Full penetration is the most dangerous and our final step to becoming one of the heroes we watch in movies. We dive in complete darkness so the risk of getting lost within the structure or a malfunction in our flashlights could lead to a bad experience. So careful equipment examination, getting extra flashlights, and gas supply is our very first concern.
One of the best ways to start exploring wrecks is with a proper course with a certified instructor. If you are at least 15 years old and have earned a PADI Adventure Diver certification this is the course you want to enroll in!
During your dives you will learn:
Safety considerations for navigating and exploring wrecks.
Surveying and mapping a wreck.
Using penetration lines and reels to guide exploration.
Techniques to avoid kicking up silt or disturbing the wreck and its inhabitants.
Why are deeper shipwrecks better?
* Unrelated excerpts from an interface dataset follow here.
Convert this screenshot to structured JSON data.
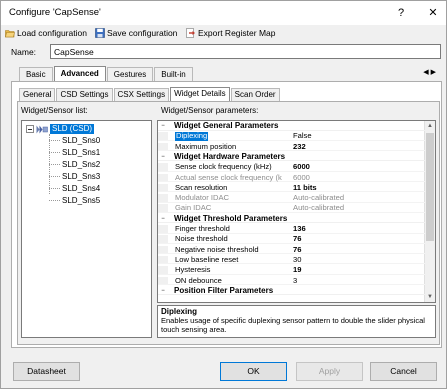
{
  "window": {
    "title": "Configure 'CapSense'",
    "help_glyph": "?",
    "close_glyph": "✕"
  },
  "toolbar": {
    "load_label": "Load configuration",
    "save_label": "Save configuration",
    "export_label": "Export Register Map",
    "load_icon": "folder-open-icon",
    "save_icon": "floppy-disk-icon",
    "export_icon": "export-icon"
  },
  "name_field": {
    "label": "Name:",
    "value": "CapSense"
  },
  "main_tabs": {
    "items": [
      "Basic",
      "Advanced",
      "Gestures",
      "Built-in"
    ],
    "active": "Advanced",
    "scroll_left": "◀",
    "scroll_right": "▶"
  },
  "sub_tabs": {
    "items": [
      "General",
      "CSD Settings",
      "CSX Settings",
      "Widget Details",
      "Scan Order"
    ],
    "active": "Widget Details"
  },
  "left_panel": {
    "label": "Widget/Sensor list:",
    "root": {
      "label": "SLD (CSD)",
      "children": [
        "SLD_Sns0",
        "SLD_Sns1",
        "SLD_Sns2",
        "SLD_Sns3",
        "SLD_Sns4",
        "SLD_Sns5"
      ]
    }
  },
  "right_panel": {
    "label": "Widget/Sensor parameters:",
    "categories": [
      {
        "title": "Widget General Parameters",
        "toggle": "−",
        "params": [
          {
            "name": "Diplexing",
            "value": "False",
            "bold": false,
            "disabled": false,
            "selected": true
          },
          {
            "name": "Maximum position",
            "value": "232",
            "bold": true,
            "disabled": false,
            "selected": false
          }
        ]
      },
      {
        "title": "Widget Hardware Parameters",
        "toggle": "−",
        "params": [
          {
            "name": "Sense clock frequency (kHz)",
            "value": "6000",
            "bold": true,
            "disabled": false,
            "selected": false
          },
          {
            "name": "Actual sense clock frequency (k",
            "value": "6000",
            "bold": false,
            "disabled": true,
            "selected": false
          },
          {
            "name": "Scan resolution",
            "value": "11 bits",
            "bold": true,
            "disabled": false,
            "selected": false
          },
          {
            "name": "Modulator IDAC",
            "value": "Auto-calibrated",
            "bold": false,
            "disabled": true,
            "selected": false
          },
          {
            "name": "Gain IDAC",
            "value": "Auto-calibrated",
            "bold": false,
            "disabled": true,
            "selected": false
          }
        ]
      },
      {
        "title": "Widget Threshold Parameters",
        "toggle": "−",
        "params": [
          {
            "name": "Finger threshold",
            "value": "136",
            "bold": true,
            "disabled": false,
            "selected": false
          },
          {
            "name": "Noise threshold",
            "value": "76",
            "bold": true,
            "disabled": false,
            "selected": false
          },
          {
            "name": "Negative noise threshold",
            "value": "76",
            "bold": true,
            "disabled": false,
            "selected": false
          },
          {
            "name": "Low baseline reset",
            "value": "30",
            "bold": false,
            "disabled": false,
            "selected": false
          },
          {
            "name": "Hysteresis",
            "value": "19",
            "bold": true,
            "disabled": false,
            "selected": false
          },
          {
            "name": "ON debounce",
            "value": "3",
            "bold": false,
            "disabled": false,
            "selected": false
          }
        ]
      },
      {
        "title": "Position Filter Parameters",
        "toggle": "−",
        "params": []
      }
    ],
    "scroll_up": "▲",
    "scroll_down": "▼"
  },
  "description": {
    "title": "Diplexing",
    "text": "Enables usage of specific duplexing sensor pattern to double the slider physical touch sensing area."
  },
  "buttons": {
    "datasheet": "Datasheet",
    "ok": "OK",
    "apply": "Apply",
    "cancel": "Cancel"
  },
  "colors": {
    "selection": "#0078d7",
    "window_bg": "#f0f0f0",
    "disabled_text": "#8d8d8d"
  }
}
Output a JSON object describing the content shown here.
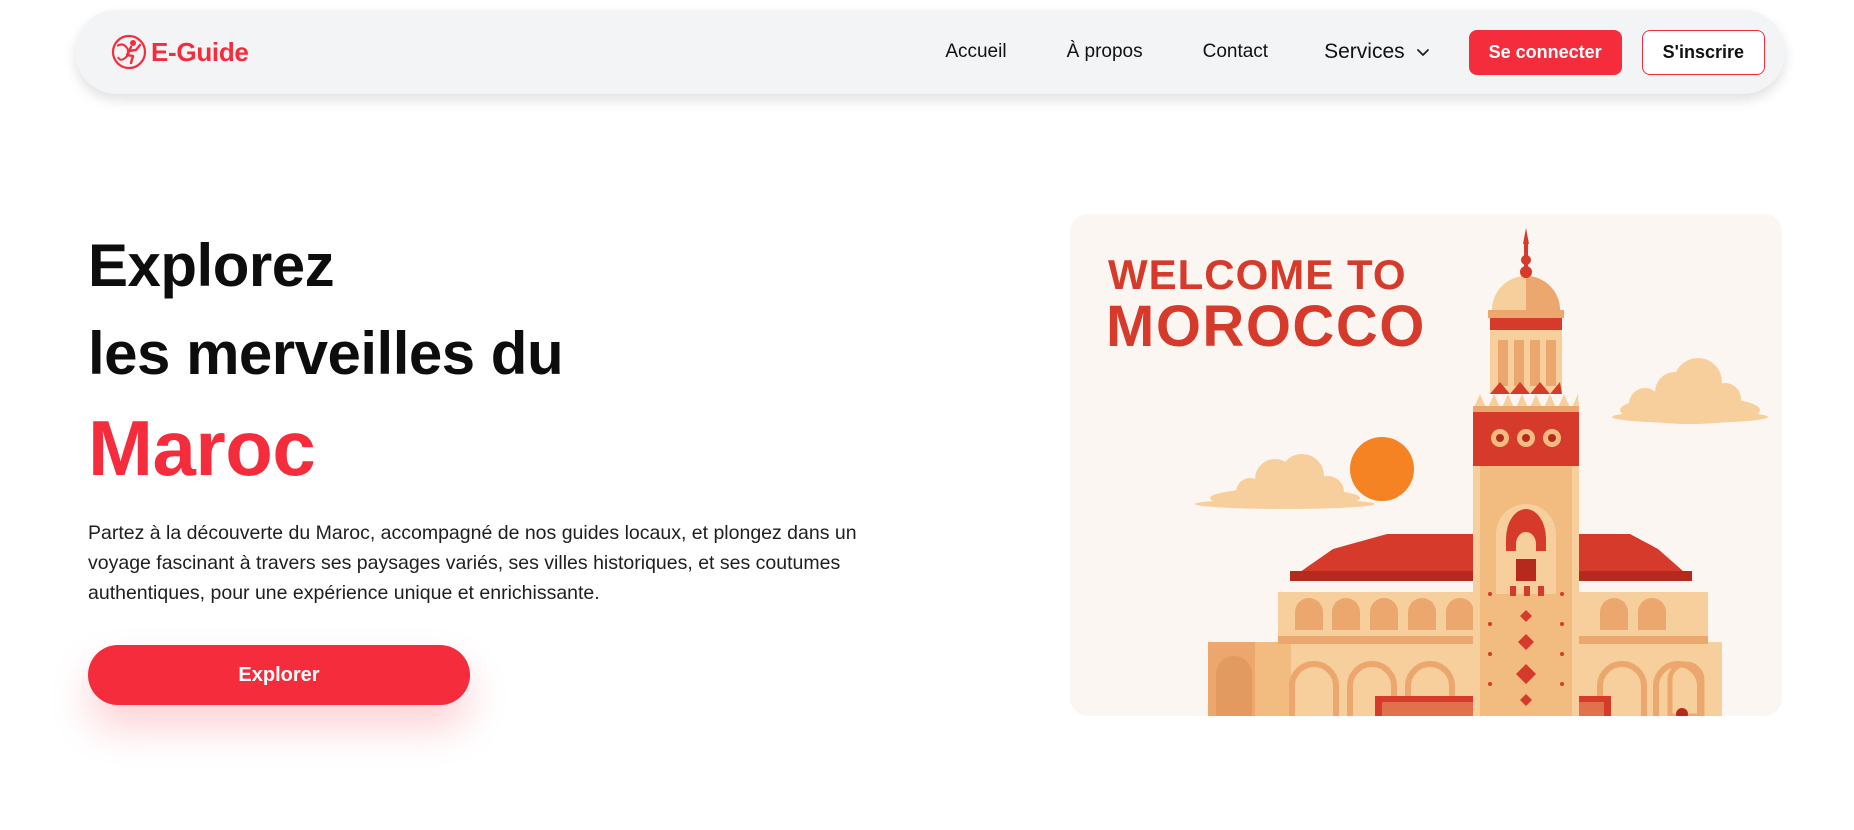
{
  "brand": {
    "name": "E-Guide",
    "icon": "guide-logo-icon",
    "color": "#f52c3b"
  },
  "nav": {
    "links": [
      "Accueil",
      "À propos",
      "Contact"
    ],
    "services_label": "Services",
    "services_icon": "chevron-down-icon",
    "login_label": "Se connecter",
    "signup_label": "S'inscrire"
  },
  "hero": {
    "title_line1": "Explorez",
    "title_line2": "les merveilles du",
    "title_accent": "Maroc",
    "description": "Partez à la découverte du Maroc, accompagné de nos guides locaux, et plongez dans un voyage fascinant à travers ses paysages variés, ses villes historiques, et ses coutumes authentiques, pour une expérience unique et enrichissante.",
    "cta_label": "Explorer"
  },
  "illustration": {
    "welcome_line1": "WELCOME TO",
    "welcome_line2": "MOROCCO"
  },
  "colors": {
    "accent": "#f52c3b",
    "nav_bg": "#f3f4f6",
    "illustration_red": "#d63a2a",
    "sand": "#f7cf9d",
    "sun": "#f58223"
  }
}
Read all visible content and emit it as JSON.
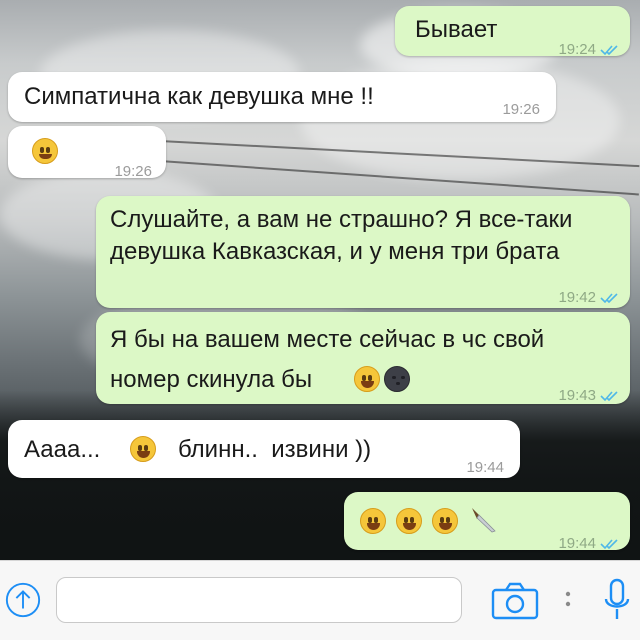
{
  "chat": {
    "messages": [
      {
        "dir": "out",
        "text": "Бывает",
        "time": "19:24",
        "read": true
      },
      {
        "dir": "in",
        "text": "Симпатична как девушка мне !!",
        "time": "19:26"
      },
      {
        "dir": "in",
        "text": "",
        "emoji": "winking-face",
        "time": "19:26"
      },
      {
        "dir": "out",
        "text": "Слушайте, а вам не страшно? Я все-таки девушка Кавказская, и у меня три брата",
        "time": "19:42",
        "read": true
      },
      {
        "dir": "out",
        "text": "Я бы на вашем месте сейчас в чс свой номер скинула бы",
        "emoji": [
          "face-with-tears-of-joy",
          "new-moon-face"
        ],
        "time": "19:43",
        "read": true
      },
      {
        "dir": "in",
        "text_before": "Аааа...",
        "emoji": "grinning-face",
        "text_after": "блинн..  извини ))",
        "time": "19:44"
      },
      {
        "dir": "out",
        "text": "",
        "emoji": [
          "grinning-squinting-face",
          "grinning-squinting-face",
          "grinning-squinting-face",
          "kitchen-knife"
        ],
        "time": "19:44",
        "read": true
      }
    ]
  },
  "composer": {
    "message_placeholder": ""
  },
  "colors": {
    "outgoing_bubble": "#dcf8c6",
    "incoming_bubble": "#ffffff",
    "read_ticks": "#4fb8e8",
    "icon_blue": "#1d8ef5"
  }
}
Shallow waters have a higher biological activity making wrecks deteriorate faster. That’s why deeper we go, the better. Most of the older and larger shipwrecks which offer full penetration dives tend to be in deeper waters.
Depth is a new challenge, plus all that has been mentioned above, we should also mention the decompression limits. You may want to bring an extra tank or a special mix of gases to make exploration worth doing.
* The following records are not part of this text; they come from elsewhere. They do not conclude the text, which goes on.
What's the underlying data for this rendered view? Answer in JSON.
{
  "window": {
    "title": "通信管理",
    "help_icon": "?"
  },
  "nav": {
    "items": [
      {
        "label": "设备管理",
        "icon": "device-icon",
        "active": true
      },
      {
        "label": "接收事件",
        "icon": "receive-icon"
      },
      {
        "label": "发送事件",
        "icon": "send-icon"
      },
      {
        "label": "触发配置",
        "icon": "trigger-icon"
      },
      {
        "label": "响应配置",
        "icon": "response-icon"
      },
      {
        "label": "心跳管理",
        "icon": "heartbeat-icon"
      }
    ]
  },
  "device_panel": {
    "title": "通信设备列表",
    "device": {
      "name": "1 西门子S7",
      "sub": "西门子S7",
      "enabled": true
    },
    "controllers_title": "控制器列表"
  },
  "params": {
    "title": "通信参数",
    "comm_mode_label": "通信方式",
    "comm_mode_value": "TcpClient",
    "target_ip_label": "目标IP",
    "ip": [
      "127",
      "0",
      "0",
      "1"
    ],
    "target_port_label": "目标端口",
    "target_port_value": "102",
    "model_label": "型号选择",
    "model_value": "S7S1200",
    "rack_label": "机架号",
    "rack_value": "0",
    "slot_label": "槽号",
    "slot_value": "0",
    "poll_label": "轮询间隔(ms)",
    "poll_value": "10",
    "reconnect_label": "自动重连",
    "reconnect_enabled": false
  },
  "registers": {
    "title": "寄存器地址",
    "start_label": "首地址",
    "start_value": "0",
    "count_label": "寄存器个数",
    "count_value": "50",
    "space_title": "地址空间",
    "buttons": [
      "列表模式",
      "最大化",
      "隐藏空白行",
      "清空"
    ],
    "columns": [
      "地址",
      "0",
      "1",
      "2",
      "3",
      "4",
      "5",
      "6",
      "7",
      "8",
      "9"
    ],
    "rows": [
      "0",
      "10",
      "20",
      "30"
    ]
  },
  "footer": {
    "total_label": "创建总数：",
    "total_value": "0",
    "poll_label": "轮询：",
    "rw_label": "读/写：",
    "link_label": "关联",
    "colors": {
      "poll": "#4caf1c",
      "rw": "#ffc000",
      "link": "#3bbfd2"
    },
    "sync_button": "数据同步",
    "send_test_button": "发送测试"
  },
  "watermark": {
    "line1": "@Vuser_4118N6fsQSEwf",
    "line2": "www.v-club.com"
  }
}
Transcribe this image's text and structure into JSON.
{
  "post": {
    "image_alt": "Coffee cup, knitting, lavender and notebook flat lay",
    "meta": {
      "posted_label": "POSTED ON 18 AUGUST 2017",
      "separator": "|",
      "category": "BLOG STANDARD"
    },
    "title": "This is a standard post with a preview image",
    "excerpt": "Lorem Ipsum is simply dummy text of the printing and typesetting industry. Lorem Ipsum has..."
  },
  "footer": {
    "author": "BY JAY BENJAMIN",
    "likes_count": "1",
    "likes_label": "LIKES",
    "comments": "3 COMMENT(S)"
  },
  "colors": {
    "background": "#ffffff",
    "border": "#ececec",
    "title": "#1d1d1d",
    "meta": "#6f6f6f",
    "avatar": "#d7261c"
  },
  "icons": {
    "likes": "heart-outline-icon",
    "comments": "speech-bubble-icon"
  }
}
Are there any shipwrecks around Riviera Maya in the Mexican Caribbean?
If you are planning to visit the Caribbean in Mexico we have a lot of options for you!
C-56 Juan Escutia Wreck near Puerto Morelos – 90ft/27m deep – open water certification
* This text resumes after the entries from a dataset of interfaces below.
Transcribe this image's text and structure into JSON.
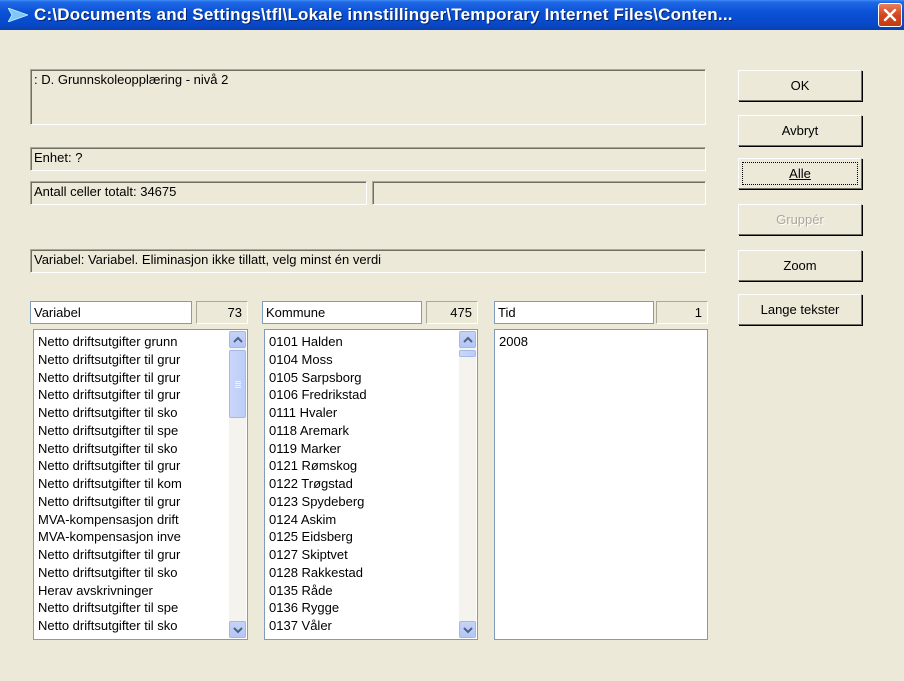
{
  "window": {
    "title": "C:\\Documents and Settings\\tfl\\Lokale innstillinger\\Temporary Internet Files\\Conten..."
  },
  "info": {
    "table_name": ": D. Grunnskoleopplæring - nivå 2",
    "unit": "Enhet: ?",
    "cell_count": "Antall celler totalt:  34675",
    "cell_extra": "",
    "variable_desc": "Variabel: Variabel. Eliminasjon ikke tillatt, velg minst én verdi"
  },
  "buttons": {
    "ok": "OK",
    "cancel": "Avbryt",
    "all": "Alle",
    "group": "Gruppér",
    "zoom": "Zoom",
    "long_texts": "Lange tekster"
  },
  "lists": {
    "variabel": {
      "header": "Variabel",
      "count": "73",
      "items": [
        "Netto driftsutgifter grunn",
        "Netto driftsutgifter til grur",
        "Netto driftsutgifter til grur",
        "Netto driftsutgifter til grur",
        "Netto driftsutgifter til sko",
        "Netto driftsutgifter til spe",
        "Netto driftsutgifter til sko",
        "Netto driftsutgifter til grur",
        "Netto driftsutgifter til kom",
        "Netto driftsutgifter til grur",
        "MVA-kompensasjon drift",
        "MVA-kompensasjon inve",
        "Netto driftsutgifter til grur",
        "Netto driftsutgifter til sko",
        "Herav avskrivninger",
        "Netto driftsutgifter til spe",
        "Netto driftsutgifter til sko"
      ]
    },
    "kommune": {
      "header": "Kommune",
      "count": "475",
      "items": [
        "0101 Halden",
        "0104 Moss",
        "0105 Sarpsborg",
        "0106 Fredrikstad",
        "0111 Hvaler",
        "0118 Aremark",
        "0119 Marker",
        "0121 Rømskog",
        "0122 Trøgstad",
        "0123 Spydeberg",
        "0124 Askim",
        "0125 Eidsberg",
        "0127 Skiptvet",
        "0128 Rakkestad",
        "0135 Råde",
        "0136 Rygge",
        "0137 Våler"
      ]
    },
    "tid": {
      "header": "Tid",
      "count": "1",
      "items": [
        "2008"
      ]
    }
  }
}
It is a 150ft long war ship purchased from the US NAVY after the Second World War along with 5 other sister ships. It was sunken in front of Puerto Morelos town in 1996 as part of an Artificial Reef Program. This shipwreck is in very good conditions and it has been covered by a big variety of colourful corals and sponges making it ideal for a big amount of marine life.
Spotted eagle rays are usually hanging around in the current among other species like barracudas, big snappers, lionfishes, and many others that have made this wreck their home.
The wreck offers penetration possibilities through the engine room and the staterooms. Divers generally visit the bow, stern, and bridge. The shipwreck is located at 90ft/27m deep.
As the wreck was sunken for diving purposes, there is no need for special wreck diving certification. The wreck is wide open, for easy access.
General Anaya C-58 Shipwreck near Cancun – 100 ft / 30m deep – advanced open water certification
The C58, also known as General Anaya, is a shipwreck near Cancun, If you are in the area this is a must-do for scuba divers. The ship was a US navy minesweeper during World War II, originally named the USS Harlequin, in the 1980s Mexican authorities sunk the ship to create new coral
The wreck lies in an area of water frequented by manta rays, barracuda, groupers, and other impressive marine life. In the 2005 hurricane Wilma broke the ship in two so all the ship’s rooms are accessible to divers, it is in a strong current area so you better stay close to your guide while descending.
When is the best time to go wreck diving in the Caribbean?
The best time of the year to visit shipwrecks in Mexico is from October to March, so there are more chances to dive with spotted eagle rays and other big animals that are in seasonal migration.
Strictly Necessary Cookies
Strictly Necessary Cookie should be enabled at all times so that we can save your preferences for cookie settings.
If you disable this cookie, we will not be able to save your preferences. This means that every time you visit this website you will need to enable or disable cookies again.
3rd Party Cookies
This website uses Google Analytics to collect anonymous information such as the number of visitors to the site, and the most popular pages.
Keeping this cookie enabled helps us to improve our website.
Please enable Strictly Necessary Cookies first so that we can save your preferences!